At Wayang Theatre in Yogyakarta you’ll be able to attend one of these show most nights, where dramatic stories about gods and heroes are told through the shadows of puppets, sometimes with the participation of ‘human actors).
23) Wander around South Square
During the day, Alun Alun Kidul (also known as South Square) is busy and traffic-congested, while during the day it becomes a hive of activities, with street food stalls, hawkers blowing giant bubbles and selling toys, and one of the most unique things you can do in Jogja…
24) Ride on Neon Cars
Don’t miss riding on these giant pimped-up pedicabs, found all over Alun Alun Kidul! Some have been modified to resemble WV Beetles, vans or other kind of cars, but unfortunately there’s no engine – you’ll have to pedal. This is by far the most fun and unique thing to do in Yogyakarta at night!
Where to stay in Yogyakarta
Greenhost Boutique Hotel
Our home for the three days we spent in Yogyakarta was Greenhost Boutique Hotel, an eco-friendly property constructed from recycled and sustainable materials.
If you’re envisioning a fake-shabby, post-hipster place with pallets instead of beds, think again – Greenhost is a stylish boutique place, with materials like salvaged doors and old fruit boxes integrated into a context of modern design. The kind of place that made me gaze pensively into the lobby pool in search of that perfect Insta shot, before remembering that I’m not a pretty girl but a bearded almost 40 year old dude, so I’d better not.
The hotel also has a greenhouse and there are hydroponically-grown vegetables on every balcony, that are then used in the hotel restaurant – sadly we never ate there as our dinners were always organised elsewhere, but the menu sounded delicious. If you fancy some R&R you can head to the Tea Spa or swimming pool, and if you need to get something done, there’s a coworking space onsite.
I’m not usually a person that loves hanging around hotels, but Greenhost made me really want to stay and enjoy the eco awesome atmosphere. That means I’ll have to be back – not a problem, there are plenty more things to do in Yogyakarta!
Do you have tips for other things to do in Yogyakarta? Let us know in the comments!

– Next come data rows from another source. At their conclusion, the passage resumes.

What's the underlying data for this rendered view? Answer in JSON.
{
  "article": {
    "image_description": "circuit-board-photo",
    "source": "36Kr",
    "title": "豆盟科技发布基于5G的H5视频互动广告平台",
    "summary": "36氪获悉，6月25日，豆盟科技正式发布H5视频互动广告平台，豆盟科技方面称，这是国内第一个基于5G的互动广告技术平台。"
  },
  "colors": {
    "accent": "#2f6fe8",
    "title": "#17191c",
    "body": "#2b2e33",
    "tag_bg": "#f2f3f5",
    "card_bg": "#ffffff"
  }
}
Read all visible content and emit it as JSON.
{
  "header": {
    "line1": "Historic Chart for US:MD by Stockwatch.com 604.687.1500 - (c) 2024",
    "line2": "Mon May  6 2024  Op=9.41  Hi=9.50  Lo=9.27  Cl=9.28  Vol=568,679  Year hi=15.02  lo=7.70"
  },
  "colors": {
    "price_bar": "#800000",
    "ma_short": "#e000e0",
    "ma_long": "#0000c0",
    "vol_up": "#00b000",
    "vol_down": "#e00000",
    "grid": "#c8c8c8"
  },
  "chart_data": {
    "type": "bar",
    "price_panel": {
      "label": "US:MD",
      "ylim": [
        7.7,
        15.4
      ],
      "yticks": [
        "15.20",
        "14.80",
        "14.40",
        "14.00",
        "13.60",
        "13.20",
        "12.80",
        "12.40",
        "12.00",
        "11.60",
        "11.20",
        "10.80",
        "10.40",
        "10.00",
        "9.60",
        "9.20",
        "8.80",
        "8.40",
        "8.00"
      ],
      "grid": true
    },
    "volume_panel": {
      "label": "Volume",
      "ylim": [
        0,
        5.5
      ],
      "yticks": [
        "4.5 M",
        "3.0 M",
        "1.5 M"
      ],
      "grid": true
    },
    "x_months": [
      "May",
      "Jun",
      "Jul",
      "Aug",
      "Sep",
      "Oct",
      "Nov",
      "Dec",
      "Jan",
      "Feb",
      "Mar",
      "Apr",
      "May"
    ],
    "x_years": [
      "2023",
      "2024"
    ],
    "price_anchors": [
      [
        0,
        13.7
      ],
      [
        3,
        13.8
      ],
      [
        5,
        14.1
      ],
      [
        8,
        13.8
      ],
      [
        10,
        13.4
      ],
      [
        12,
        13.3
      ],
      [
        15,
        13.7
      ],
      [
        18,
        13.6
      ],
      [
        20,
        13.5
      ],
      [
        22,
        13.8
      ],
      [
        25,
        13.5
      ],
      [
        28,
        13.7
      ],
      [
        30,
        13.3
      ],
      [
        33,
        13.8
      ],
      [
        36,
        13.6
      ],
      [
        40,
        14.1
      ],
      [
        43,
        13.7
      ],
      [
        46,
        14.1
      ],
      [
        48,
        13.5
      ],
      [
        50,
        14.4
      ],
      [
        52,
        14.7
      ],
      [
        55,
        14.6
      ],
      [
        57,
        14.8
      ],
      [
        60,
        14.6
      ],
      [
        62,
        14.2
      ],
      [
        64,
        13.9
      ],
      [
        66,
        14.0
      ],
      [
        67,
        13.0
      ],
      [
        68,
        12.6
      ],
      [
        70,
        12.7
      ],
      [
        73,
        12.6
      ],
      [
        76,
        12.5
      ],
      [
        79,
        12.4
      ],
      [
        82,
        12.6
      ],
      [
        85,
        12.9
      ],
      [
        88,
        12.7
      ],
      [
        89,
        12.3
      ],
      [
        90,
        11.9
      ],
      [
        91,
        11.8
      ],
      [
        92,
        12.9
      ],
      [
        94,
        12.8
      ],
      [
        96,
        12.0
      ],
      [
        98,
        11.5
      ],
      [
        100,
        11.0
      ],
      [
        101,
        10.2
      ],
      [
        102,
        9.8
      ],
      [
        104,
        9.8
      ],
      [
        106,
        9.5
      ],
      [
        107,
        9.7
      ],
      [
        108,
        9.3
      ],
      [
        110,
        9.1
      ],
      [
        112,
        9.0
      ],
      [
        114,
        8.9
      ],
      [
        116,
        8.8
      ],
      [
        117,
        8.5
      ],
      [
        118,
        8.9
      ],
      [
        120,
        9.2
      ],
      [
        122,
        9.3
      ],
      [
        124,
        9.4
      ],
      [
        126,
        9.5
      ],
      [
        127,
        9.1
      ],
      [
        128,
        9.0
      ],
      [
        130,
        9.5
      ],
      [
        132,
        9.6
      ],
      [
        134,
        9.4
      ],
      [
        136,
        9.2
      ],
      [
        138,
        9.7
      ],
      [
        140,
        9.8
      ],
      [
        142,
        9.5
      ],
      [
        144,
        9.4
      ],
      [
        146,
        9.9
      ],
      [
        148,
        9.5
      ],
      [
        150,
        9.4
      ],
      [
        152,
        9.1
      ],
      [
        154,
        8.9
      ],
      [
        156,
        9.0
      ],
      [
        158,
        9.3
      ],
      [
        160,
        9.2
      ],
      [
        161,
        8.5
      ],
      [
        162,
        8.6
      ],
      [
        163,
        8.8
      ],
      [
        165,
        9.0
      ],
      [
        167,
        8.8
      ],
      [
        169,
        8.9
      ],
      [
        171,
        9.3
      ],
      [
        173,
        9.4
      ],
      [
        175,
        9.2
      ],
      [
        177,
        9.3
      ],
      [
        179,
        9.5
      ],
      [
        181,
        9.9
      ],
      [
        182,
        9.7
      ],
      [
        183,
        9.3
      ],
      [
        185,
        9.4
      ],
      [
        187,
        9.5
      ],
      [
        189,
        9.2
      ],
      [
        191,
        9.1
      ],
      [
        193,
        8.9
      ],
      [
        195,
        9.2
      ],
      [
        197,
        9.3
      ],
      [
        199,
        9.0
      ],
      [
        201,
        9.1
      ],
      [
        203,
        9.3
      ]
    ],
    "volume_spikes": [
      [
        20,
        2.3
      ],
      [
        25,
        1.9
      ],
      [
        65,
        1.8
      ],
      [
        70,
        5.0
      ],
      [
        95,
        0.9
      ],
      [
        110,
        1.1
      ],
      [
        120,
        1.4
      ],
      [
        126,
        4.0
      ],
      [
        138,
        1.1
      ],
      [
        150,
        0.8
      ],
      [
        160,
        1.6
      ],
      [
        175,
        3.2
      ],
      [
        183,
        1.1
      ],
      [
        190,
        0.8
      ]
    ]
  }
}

My trip to Indonesia was organised by Indonesia Travel as part of the #TripOfWonders and #WonderfulIndonesia campaigns. All thoughts and opinions remain my own.